‘Human augmentation is one of the most significant technology trends today,’ said Kaspersky’s European director of global research and analysis, Marco Preuss.
‘Augmentation enthusiasts are already testing the limits of what’s possible.
‘We need commonly agreed standards to ensure augmentation reaches its full potential while minimising the risks,’ he added.
The study, conducted by Opinium Research, polled 14,500 people across 16 European countries — including Britain, France, Germany, Italy, Portugal and Spain.
The researchers found that the French as Swiss were almost as apprehensive about augmentation as the British — with only 32 and 36 per cent of citizens, respectively, saying that they would consider it.

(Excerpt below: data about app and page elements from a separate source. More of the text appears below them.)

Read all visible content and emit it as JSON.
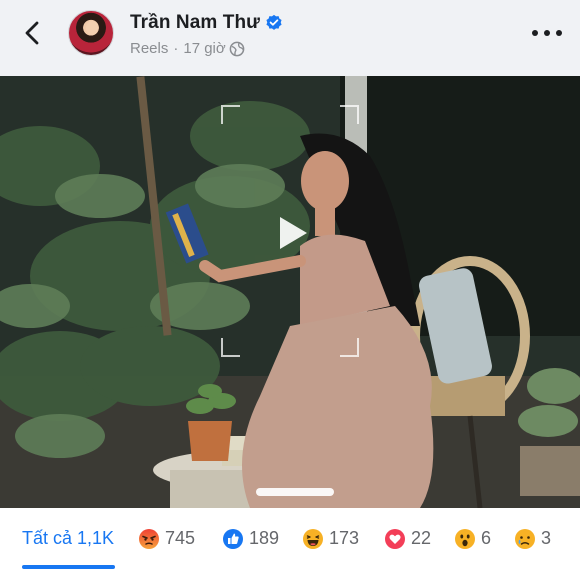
{
  "header": {
    "author_name": "Trần Nam Thư",
    "meta_source": "Reels",
    "meta_separator": "·",
    "meta_time": "17 giờ",
    "icons": {
      "back": "chevron-left-icon",
      "verified": "verified-badge-icon",
      "privacy": "globe-icon",
      "more": "more-horizontal-icon"
    }
  },
  "video": {
    "play_icon": "play-icon"
  },
  "reactions": {
    "all": {
      "label": "Tất cả 1,1K"
    },
    "items": [
      {
        "name": "angry",
        "icon": "angry-emoji-icon",
        "count": "745",
        "color": "#f0533c"
      },
      {
        "name": "like",
        "icon": "like-icon",
        "count": "189",
        "color": "#1877f2"
      },
      {
        "name": "haha",
        "icon": "haha-emoji-icon",
        "count": "173",
        "color": "#f7b125"
      },
      {
        "name": "love",
        "icon": "love-icon",
        "count": "22",
        "color": "#f33e58"
      },
      {
        "name": "wow",
        "icon": "wow-emoji-icon",
        "count": "6",
        "color": "#f7b125"
      },
      {
        "name": "sad",
        "icon": "sad-emoji-icon",
        "count": "3",
        "color": "#f7b125"
      }
    ]
  },
  "colors": {
    "header_bg": "#f0f2f5",
    "accent": "#1877f2",
    "muted_text": "#8a8d91"
  }
}
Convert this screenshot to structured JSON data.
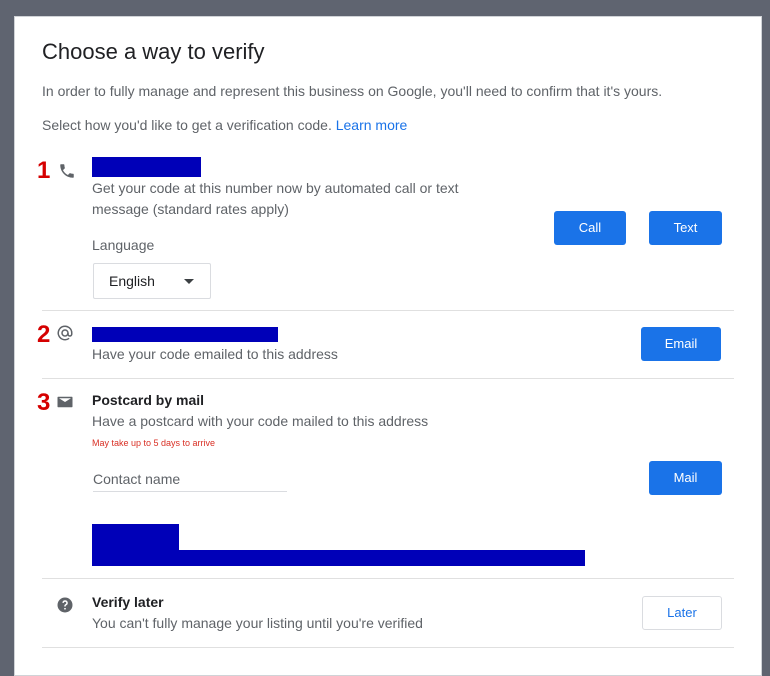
{
  "dialog": {
    "title": "Choose a way to verify",
    "intro": "In order to fully manage and represent this business on Google, you'll need to confirm that it's yours.",
    "select_text": "Select how you'd like to get a verification code.",
    "learn_more": "Learn more"
  },
  "phone": {
    "number_label": "1",
    "description_line1": "Get your code at this number now by automated call or text",
    "description_line2": "message (standard rates apply)",
    "language_label": "Language",
    "language_value": "English",
    "call_button": "Call",
    "text_button": "Text"
  },
  "email": {
    "number_label": "2",
    "description": "Have your code emailed to this address",
    "email_button": "Email"
  },
  "postcard": {
    "number_label": "3",
    "title": "Postcard by mail",
    "description": "Have a postcard with your code mailed to this address",
    "warning": "May take up to 5 days to arrive",
    "contact_placeholder": "Contact name",
    "mail_button": "Mail"
  },
  "later": {
    "title": "Verify later",
    "description": "You can't fully manage your listing until you're verified",
    "later_button": "Later"
  },
  "colors": {
    "accent": "#1a73e8",
    "annotation_red": "#d50000",
    "redaction": "#0000b8"
  },
  "icons": [
    "phone-icon",
    "at-sign-icon",
    "envelope-icon",
    "help-circle-icon",
    "caret-down-icon"
  ]
}
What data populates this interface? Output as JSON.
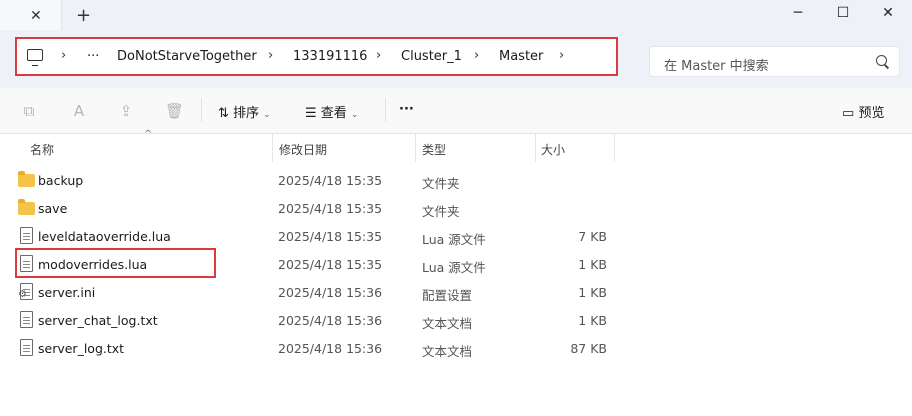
{
  "window": {
    "tab_close": "✕",
    "new_tab": "+",
    "minimize": "─",
    "maximize": "☐",
    "close": "✕"
  },
  "address": {
    "more": "···",
    "separator": "›",
    "crumbs": [
      "DoNotStarveTogether",
      "133191116",
      "Cluster_1",
      "Master"
    ]
  },
  "search": {
    "placeholder": "在 Master 中搜索"
  },
  "toolbar": {
    "sort_label": "排序",
    "view_label": "查看",
    "more_label": "···",
    "preview_label": "预览"
  },
  "columns": {
    "name": "名称",
    "date": "修改日期",
    "type": "类型",
    "size": "大小"
  },
  "files": [
    {
      "name": "backup",
      "date": "2025/4/18 15:35",
      "type": "文件夹",
      "size": "",
      "icon": "folder-icon"
    },
    {
      "name": "save",
      "date": "2025/4/18 15:35",
      "type": "文件夹",
      "size": "",
      "icon": "folder-icon"
    },
    {
      "name": "leveldataoverride.lua",
      "date": "2025/4/18 15:35",
      "type": "Lua 源文件",
      "size": "7 KB",
      "icon": "file-icon"
    },
    {
      "name": "modoverrides.lua",
      "date": "2025/4/18 15:35",
      "type": "Lua 源文件",
      "size": "1 KB",
      "icon": "file-icon"
    },
    {
      "name": "server.ini",
      "date": "2025/4/18 15:36",
      "type": "配置设置",
      "size": "1 KB",
      "icon": "settings-file-icon"
    },
    {
      "name": "server_chat_log.txt",
      "date": "2025/4/18 15:36",
      "type": "文本文档",
      "size": "1 KB",
      "icon": "file-icon"
    },
    {
      "name": "server_log.txt",
      "date": "2025/4/18 15:36",
      "type": "文本文档",
      "size": "87 KB",
      "icon": "file-icon"
    }
  ],
  "colors": {
    "highlight": "#d83b3b",
    "folder": "#f4c34a"
  }
}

Potential augmentations might include significant modifications to turbo-charge the brain or help guard against cancer — to more low-key upgrades like embedding chips into one’s arms to unlock cars or electronic doors.
The survey also revealed that most people want human augmentation to work for the betterment of humanity, though there were concerns that it would be dangerous for society and open to exploitation by hackers.
The majority of respondents also said that they felt that only the rich would be able to afford access to human augmentation technology
Last month, Elon Musk’s neuroscience start-up — Neuralink — unveiled a pig named Gertrude that has had a coin-sized computer chip in its brain for two months that can track her brain activity, much like a ‘FitBit for the mind’.
The implant is intended as a demonstration of an an early step towards similar devices that could help cure human conditions like dementia or Parkinson’s disease — or even to control electronic devices mentally.
HOW DO MICROCHIPS IMPLANTED UNDER HUMAN SKIN WORK?
Several Swedish firms are implanting their employees with microchips under their skin which can be used to replace keys, credit cards and train tickets.
The small implants use Near Field Communication (NFC) technology, the same as in contactless credit cards or mobile payments.
When activated by a reader a few centimetres (inches) away, a small amount of data flows between the two devices via electromagnetic waves.
The implants are ‘passive,’ meaning they contain information that other devices can read, but cannot read information themselves.
Near Field Communication (NFC) as contactless bank cards, and London’s oyster cards, suggesting it could be used further afield one day.